Publication year: 1897
Format: Print, a Finnish translation
Page count: 607 which includes a small notes section which has explanations about some of the places, people, and references in the book, plus a “Short History of the Vampire” by the translator.
The translation’s publisher: Otava
Translator: Jarkko Laine
Publication year of the translation: 1977, reprinted in 2010

The book is written in diary entries, letters, newspaper clippings, telegrams, and other notes, as no doubt most people know. It works surprisingly well. At the start, the various people writing their journals have no idea that anyone else is going to read the entries. So, they are quite personal. But even later, when they write the journal specifically to leave them to posterity, they don’t seem stunted or edited. Some entries contain dialog which, apparently, is today considered very fake in journal entries, but it didn’t bother me.

I’m going to assume that most people are familiar with the tale so there will be some spoilers.

The book starts with young solicitor Jonathan Harker who is traveling to Transylvania to meet a reclusive count Dracula who is a client at the firm where Jonathan works. The local people seem fearful and the coachman sent to fetch Jonathan is very strange. However, the count is friendly and very curious about England and the English customs. But increasingly, Jonathan senses that something just isn’t right.

The scene shifts to England, where young Lucy Westernra writes to her best friend Mina Murray who is Jonathan’s fiancee. They gossip about men and marriage proposals. Then doctor Seward writes about his strange patient Renfield.

The events build slowly, especially in England after the rather intense last entries in Jonathan’s diary. This lull from Jonathan’s diary to the pretty frivolous letters between Mina and Lucy really stopped the momentum and changed the tone. However, with Lucy’s declining condition and even later, after Mina is bitten, the pace picks up again. I read this over 3-4 weeks and even after 11 hour workday I just had to pick up the book again and read, even if it was just a few pages.

It’s interesting to note that the only character who dies at the end didn’t keep a diary and we didn’t get to know him very well. All of the core characters, Van Helsing, Seward, Lord Godalming, and Morris, and later the Harkers, become great friends and rely on each other through all the horror. I had no idea that Seward, Godalming, and Morris where friends before the book started; they had been in the Wild West and saved each others’ lives several times. Yet, they welcomed the Harkers into their tight circle. There were surprisingly little sexism towards Lucy and Mina. (I was listening Cook’s Black Company and Stephenson’s Quicksilver at the same time… and Dracula was the book that treated women characters with the most respect…) The men did try to exclude Mina at one time but that turned out to be really bad idea.
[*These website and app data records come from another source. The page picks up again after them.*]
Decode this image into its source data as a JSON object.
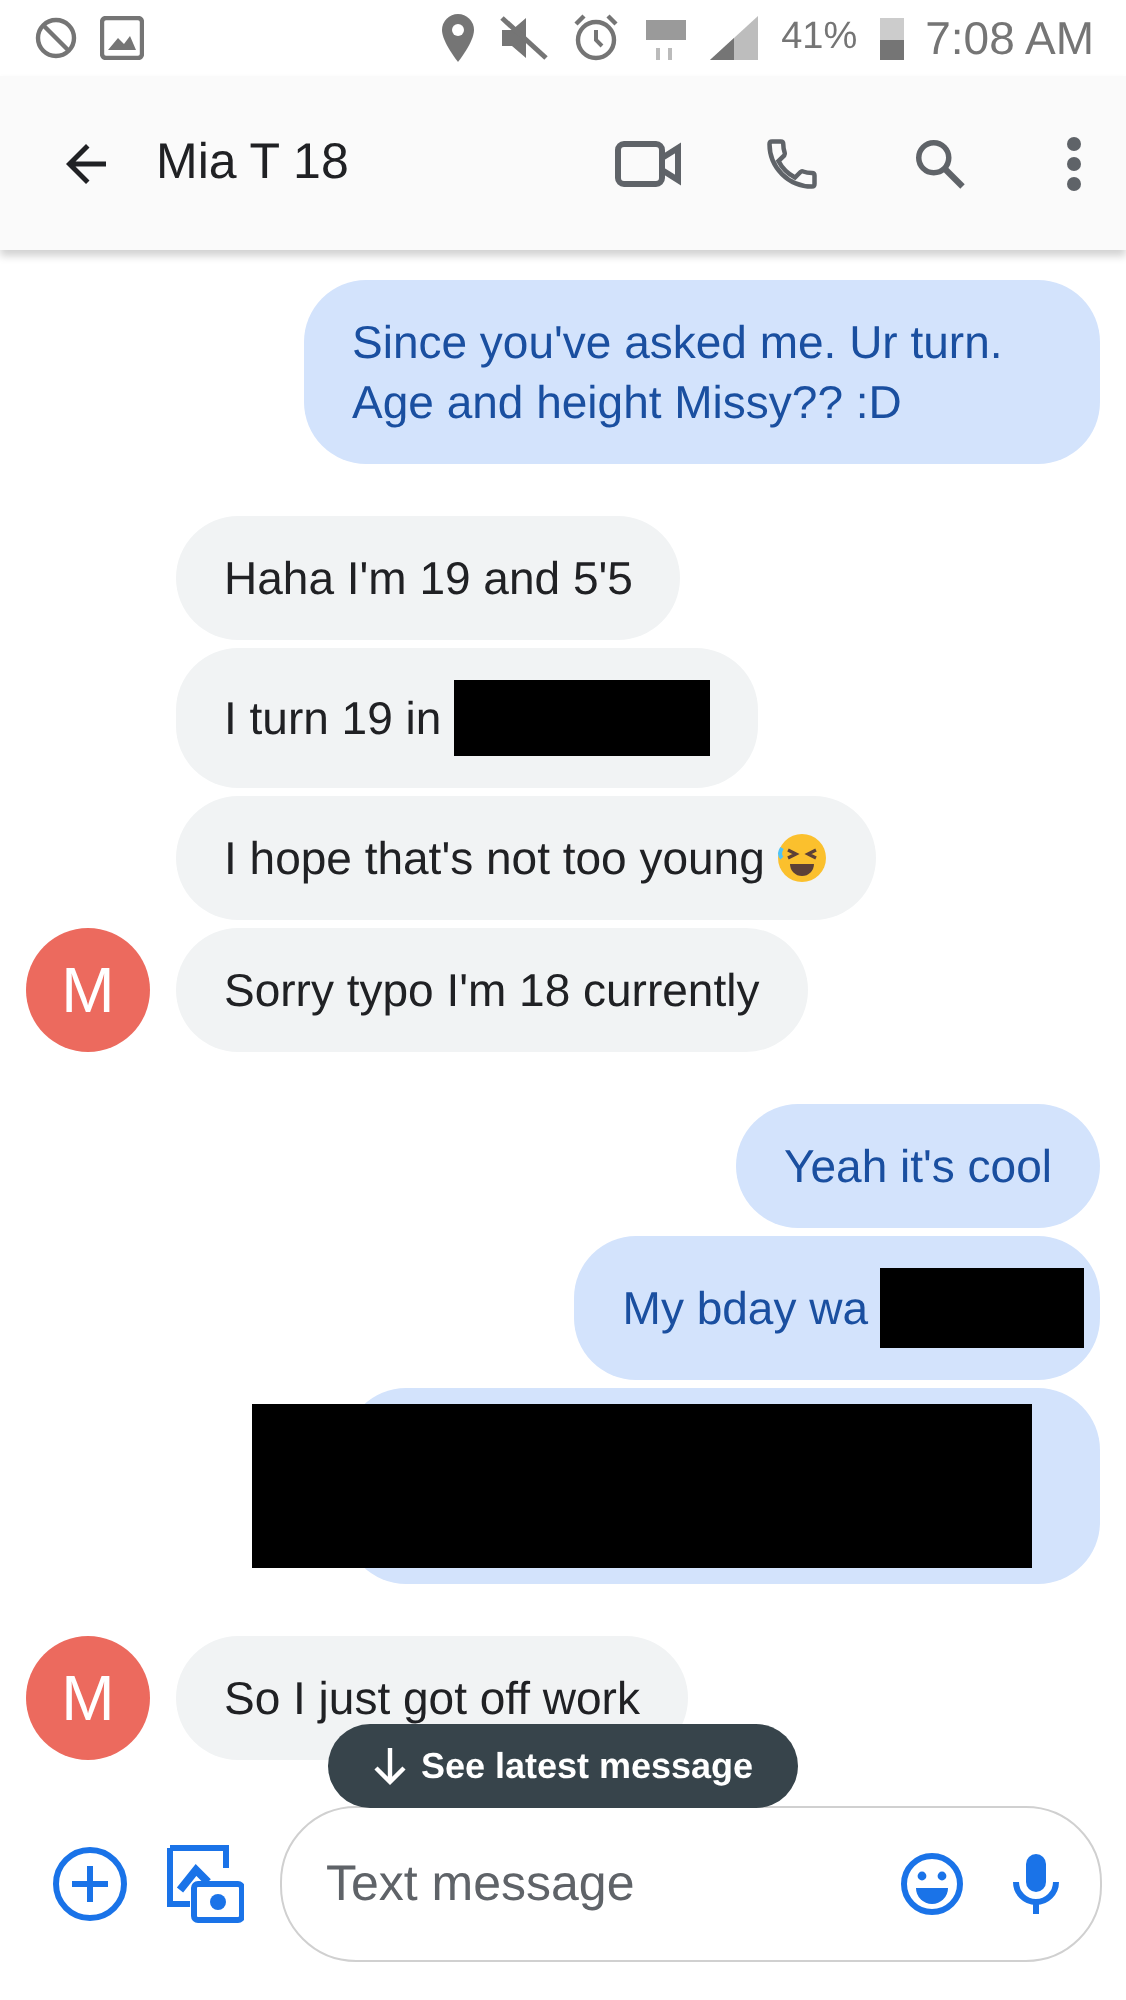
{
  "status_bar": {
    "battery": "41%",
    "time": "7:08 AM"
  },
  "header": {
    "contact": "Mia T 18"
  },
  "messages": [
    {
      "kind": "outgoing",
      "text": "Since you've asked me. Ur turn. Age and height Missy?? :D",
      "redacted": false
    },
    {
      "kind": "incoming",
      "text": "Haha I'm 19 and 5'5",
      "redacted": false
    },
    {
      "kind": "incoming",
      "text": "I turn 19 in",
      "redacted": true
    },
    {
      "kind": "incoming",
      "text": "I hope that's not too young",
      "redacted": false,
      "emoji": true
    },
    {
      "kind": "incoming",
      "text": "Sorry typo I'm 18 currently",
      "redacted": false,
      "avatar": "M"
    },
    {
      "kind": "outgoing",
      "text": "Yeah it's cool",
      "redacted": false
    },
    {
      "kind": "outgoing",
      "text": "My bday wa",
      "redacted": true
    },
    {
      "kind": "outgoing",
      "redacted": true
    },
    {
      "kind": "incoming",
      "text": "So I just got off work",
      "redacted": false,
      "avatar": "M"
    }
  ],
  "toast": {
    "label": "See latest message"
  },
  "composer": {
    "placeholder": "Text message"
  }
}
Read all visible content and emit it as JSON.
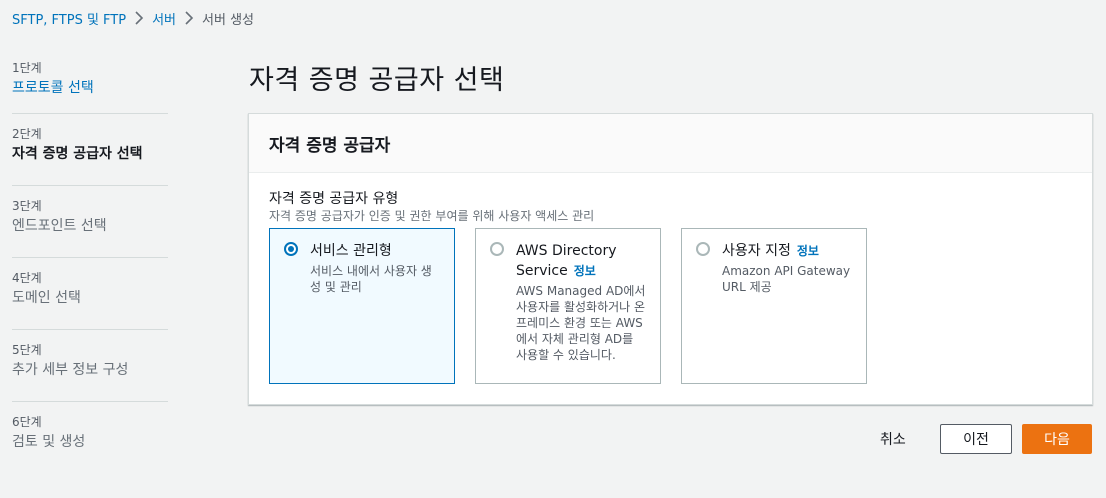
{
  "breadcrumb": {
    "items": [
      "SFTP, FTPS 및 FTP",
      "서버",
      "서버 생성"
    ]
  },
  "steps": [
    {
      "num": "1단계",
      "label": "프로토콜 선택",
      "state": "link"
    },
    {
      "num": "2단계",
      "label": "자격 증명 공급자 선택",
      "state": "active"
    },
    {
      "num": "3단계",
      "label": "엔드포인트 선택",
      "state": "disabled"
    },
    {
      "num": "4단계",
      "label": "도메인 선택",
      "state": "disabled"
    },
    {
      "num": "5단계",
      "label": "추가 세부 정보 구성",
      "state": "disabled"
    },
    {
      "num": "6단계",
      "label": "검토 및 생성",
      "state": "disabled"
    }
  ],
  "page_title": "자격 증명 공급자 선택",
  "panel": {
    "title": "자격 증명 공급자",
    "field_label": "자격 증명 공급자 유형",
    "field_desc": "자격 증명 공급자가 인증 및 권한 부여를 위해 사용자 액세스 관리",
    "options": [
      {
        "title": "서비스 관리형",
        "info": "",
        "desc": "서비스 내에서 사용자 생성 및 관리",
        "selected": true
      },
      {
        "title": "AWS Directory Service",
        "info": "정보",
        "desc": "AWS Managed AD에서 사용자를 활성화하거나 온프레미스 환경 또는 AWS에서 자체 관리형 AD를 사용할 수 있습니다.",
        "selected": false
      },
      {
        "title": "사용자 지정",
        "info": "정보",
        "desc": "Amazon API Gateway URL 제공",
        "selected": false
      }
    ]
  },
  "actions": {
    "cancel": "취소",
    "previous": "이전",
    "next": "다음"
  },
  "colors": {
    "link": "#0073bb",
    "primary_button": "#ec7211",
    "selected_tile_bg": "#f1faff",
    "background": "#f2f3f3"
  },
  "icons": {
    "breadcrumb_separator": "chevron-right-icon",
    "radio": "radio-icon"
  }
}
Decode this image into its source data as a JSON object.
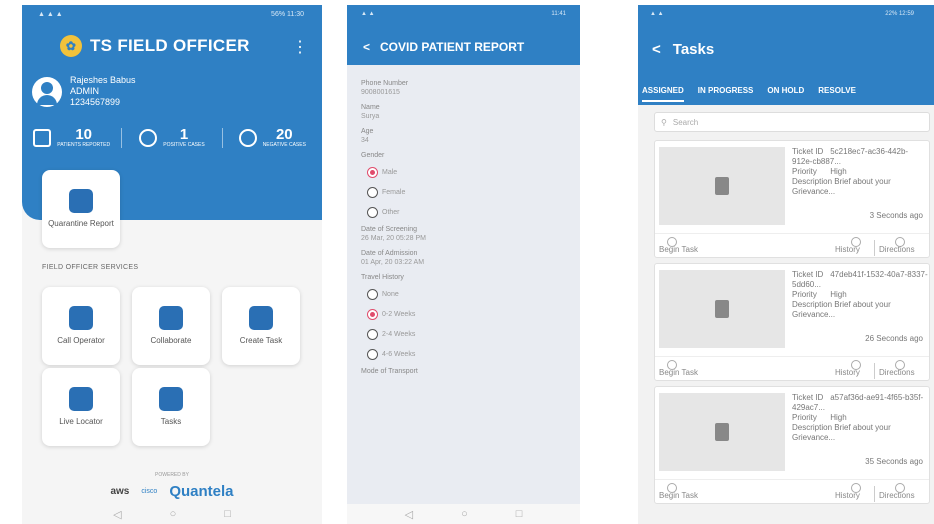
{
  "phone1": {
    "status_left": "▲ ▲ ▲",
    "status_right": "56% 11:30",
    "app_title": "TS FIELD OFFICER",
    "user": {
      "name": "Rajeshes Babus",
      "role": "ADMIN",
      "phone": "1234567899"
    },
    "stats": [
      {
        "num": "10",
        "label": "PATIENTS REPORTED"
      },
      {
        "num": "1",
        "label": "POSITIVE CASES"
      },
      {
        "num": "20",
        "label": "NEGATIVE CASES"
      }
    ],
    "tiles": {
      "quarantine": "Quarantine Report",
      "services_heading": "FIELD OFFICER SERVICES",
      "call": "Call Operator",
      "collaborate": "Collaborate",
      "create": "Create Task",
      "live": "Live Locator",
      "tasks": "Tasks"
    },
    "powered_by": "POWERED BY",
    "brands": {
      "aws": "aws",
      "cisco": "cisco",
      "quantela": "Quantela"
    }
  },
  "phone2": {
    "status_left": "▲ ▲",
    "status_right": "11:41",
    "title": "COVID PATIENT REPORT",
    "fields": {
      "phone_label": "Phone Number",
      "phone_value": "9008001615",
      "name_label": "Name",
      "name_value": "Surya",
      "age_label": "Age",
      "age_value": "34",
      "gender_label": "Gender",
      "gender_options": [
        "Male",
        "Female",
        "Other"
      ],
      "screening_label": "Date of Screening",
      "screening_value": "26 Mar, 20 05:28 PM",
      "admission_label": "Date of Admission",
      "admission_value": "01 Apr, 20 03:22 AM",
      "travel_label": "Travel History",
      "travel_options": [
        "None",
        "0-2 Weeks",
        "2-4 Weeks",
        "4-6 Weeks"
      ],
      "transport_label": "Mode of Transport"
    }
  },
  "phone3": {
    "status_left": "▲ ▲",
    "status_right": "22% 12:59",
    "title": "Tasks",
    "tabs": [
      "ASSIGNED",
      "IN PROGRESS",
      "ON HOLD",
      "RESOLVE"
    ],
    "search_placeholder": "Search",
    "labels": {
      "ticket": "Ticket ID",
      "priority": "Priority",
      "description": "Description",
      "begin": "Begin Task",
      "history": "History",
      "directions": "Directions"
    },
    "cards": [
      {
        "ticket": "5c218ec7-ac36-442b-912e-cb887...",
        "priority": "High",
        "desc": "Brief about your Grievance...",
        "ago": "3 Seconds ago"
      },
      {
        "ticket": "47deb41f-1532-40a7-8337-5dd60...",
        "priority": "High",
        "desc": "Brief about your Grievance...",
        "ago": "26 Seconds ago"
      },
      {
        "ticket": "a57af36d-ae91-4f65-b35f-429ac7...",
        "priority": "High",
        "desc": "Brief about your Grievance...",
        "ago": "35 Seconds ago"
      }
    ]
  }
}
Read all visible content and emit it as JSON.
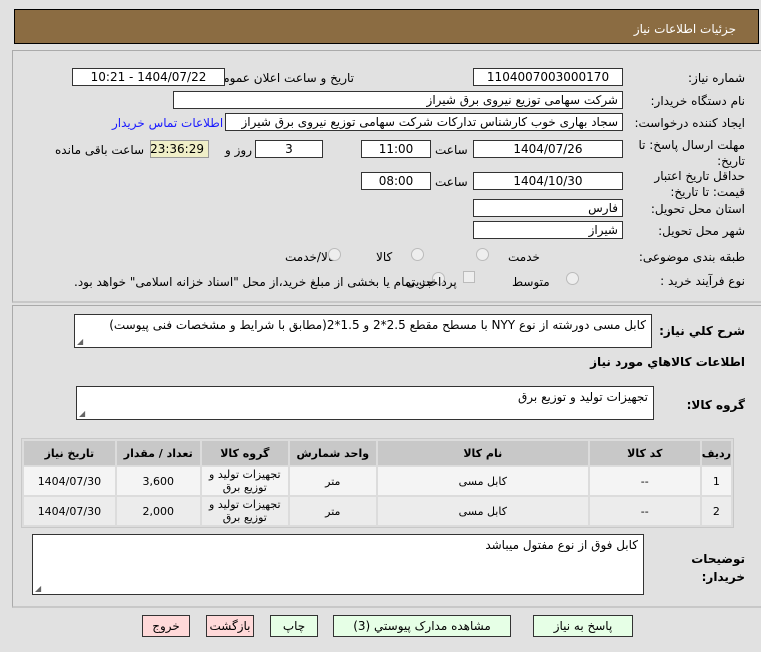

Dracula has some pretty impressive powers: he controls wolves, rats, bats, moths and fog, and can turn into them as well, although only at night. He has also some Transylvanian gypsies as sidekicks. He’s very strong and can walking in daylight. However, he didn’t really do much with his powers. When he finds out that the group of five men and one woman is after him, instead of using his powers against them, he flees. Van Helsing says that Dracula has a “child-brain” and so it would seem. It takes a long time for anything new to occur to him and instead he does what he knows has worked for him in the past. I also didn’t find him particularly sexy. At the start in the castle, he’s described as an old man with white hair and mustache. Later, when he becomes younger, he isn’t described much at all. All of the vampiric sex powers are given to the women; the three nameless vampire women in Castle Dracula are described as lewd and wanton, and so is Lucy later.

The characters are very religious. They pray, and talk and write about God a lot. This is in striking contrast to the modern vampire hunters who usually aren’t part of any religion and don’t seem to have personal faith, either. Also, in modern books vampires and demons are often result of a disease or members of (super)natural species. The supernatural is also often part of the natural world and not a result of any divine meddling. So, I guess it makes sense that when demons and angels are just people from another dimension or people with different inborn talents, the people who hunt them don’t turn to religion.

I’ve seen only a couple of Dracula movies but clearly they’ve made a larger impression on me than I realized. I kept seeing Anthony Hopkins as van Helsing (down to his facial expressions and how he sat in some scenes) and Keanu Reeves as Jonathan Harker but Christopher Lee as Dracula. I didn’t even remember seeing the film with Lee!

I can’t help but wonder what it would have been like to read this book without knowing anything about vampires or at least not knowing that this book is about vampires. However, the helpful “Short history” made it clear that the myth of vampire has been alive and well (so to speak) for a long time before Stoker, so perhaps Dracula’s identity was clear to Stoker’s contemporaries, too. Stoker did apparently invent the “aren’t seen in mirrors” and “don’t have shadows” things, though.